Only a month after graduating with a degree in sociology, Steve made his family, school and country even prouder when he finally reached his childhood goal of making it to the NBA.
The world famous Butchart Gardens and Royal British Columbia Museum were likely slower on the afternoon of June 26, and all of the ferry’s and double-decker busses were likely busier as residents of Victoria scattered to the local sports bars to catch the satellite broadcast of the draft, live from New Jersey.
There was also quite a flurry around town eight picks into the draft as those watching at home suddenly leapt off their coaches and headed out their front doors.
“They only showed the first hour and after that, they cut off and put on the Simpsons or something like that,” Jean reports. “Everyone was so mad, so everybody had to rush out to the pub.”
Luckily, the group of about 30 of Steve’s family members, friends and teammates didn’t have to scurry about looking for a place to watch the on-goings, for they were all in attendance at the Continental Arena when NBA Commissioner David Stern made it official. “With the 15th pick in the 1996 NBA Draft, the Phoenix Suns select... Steve Nash.”
Meanwhile out west in Phoenix, the announcement by Suns assistant coach Danny Ainge was met with a storm of jeers and catcalls from fans gathered at the America West Arena who knew little of the 6-3, 195 pound Canadian.
“I don’t look like I’m going to be a tremendous basketball player on appearance,” the rookie says with a smile. “I probably would’ve booed myself too, but I’m going to be a really good player and I’m going to help the team a lot. I have a lot of faith in myself and hopefully they’ll enjoy watching me play. They want to win and I wouldn’t want fans who just sat back and didn’t care, so I’m excited to be in a passionate city.”

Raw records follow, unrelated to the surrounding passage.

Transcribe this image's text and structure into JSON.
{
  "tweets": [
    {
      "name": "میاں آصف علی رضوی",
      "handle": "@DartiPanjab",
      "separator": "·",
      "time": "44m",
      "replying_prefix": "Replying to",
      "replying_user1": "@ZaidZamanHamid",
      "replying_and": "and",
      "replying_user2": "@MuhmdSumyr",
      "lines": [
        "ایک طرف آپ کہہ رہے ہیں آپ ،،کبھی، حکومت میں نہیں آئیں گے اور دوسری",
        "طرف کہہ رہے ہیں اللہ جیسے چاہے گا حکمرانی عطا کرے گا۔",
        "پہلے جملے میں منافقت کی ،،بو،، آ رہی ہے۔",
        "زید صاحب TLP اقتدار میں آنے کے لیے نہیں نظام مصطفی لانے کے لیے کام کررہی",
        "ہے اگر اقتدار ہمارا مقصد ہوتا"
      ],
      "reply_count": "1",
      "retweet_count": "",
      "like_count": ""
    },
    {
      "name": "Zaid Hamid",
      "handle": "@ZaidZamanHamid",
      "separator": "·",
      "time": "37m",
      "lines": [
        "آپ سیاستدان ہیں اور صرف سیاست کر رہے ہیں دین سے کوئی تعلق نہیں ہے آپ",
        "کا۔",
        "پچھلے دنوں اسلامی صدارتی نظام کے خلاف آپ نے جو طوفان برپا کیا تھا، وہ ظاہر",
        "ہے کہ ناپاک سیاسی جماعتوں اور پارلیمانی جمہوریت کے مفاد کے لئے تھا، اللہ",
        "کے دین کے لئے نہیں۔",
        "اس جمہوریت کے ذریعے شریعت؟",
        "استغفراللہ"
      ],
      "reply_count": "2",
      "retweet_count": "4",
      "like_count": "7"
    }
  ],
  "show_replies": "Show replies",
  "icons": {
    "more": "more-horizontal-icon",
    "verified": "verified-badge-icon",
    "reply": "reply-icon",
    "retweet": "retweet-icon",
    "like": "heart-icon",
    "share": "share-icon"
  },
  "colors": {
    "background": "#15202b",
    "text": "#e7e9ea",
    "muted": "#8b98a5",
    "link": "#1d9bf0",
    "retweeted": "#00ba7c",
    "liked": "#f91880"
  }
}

Most college athletes who make it to the pros, no matter what the sport, are just as excited about their new-found wealth as their new city and new team. But Steve, who asked his father to “just give him an allowance,” doesn’t want to worry about the money.
“I mean, sure I want to spoil myself a little bit,” he said after signing a three-year contract with the club. “But I’m not the type of person that material things will ever make me overwhelmingly happy.
“I’ll probably just get some furnishings for my parents house first of all. They have this little rinky-dink TV and you have to turn it on by putting little tweezers in the whole because the knob’s broke. So I’ll probably get some things for my parents and my brother and sister’s comfort first and then we’ll figure something out for me.”
The first thing Steve plans to figure out is where to go from here. He graduated high school. He made it to a university in the United States. He graduated from college and now he’s made it to the NBA.
He knows the journey has just begun and it won’t be easy. He will likely see limited minutes in his first year, as he will be coming off the bench in back-up role to Suns’ captain Kevin Johnson. But at least he’s found the right road and from now on will be an arrow pointing the direction for other kids in Canada who, when are given an assignment to write a paper about what they would like to do with their life, they can proudly answer “I want to be a professional athlete. An athlete like Steve Nash.”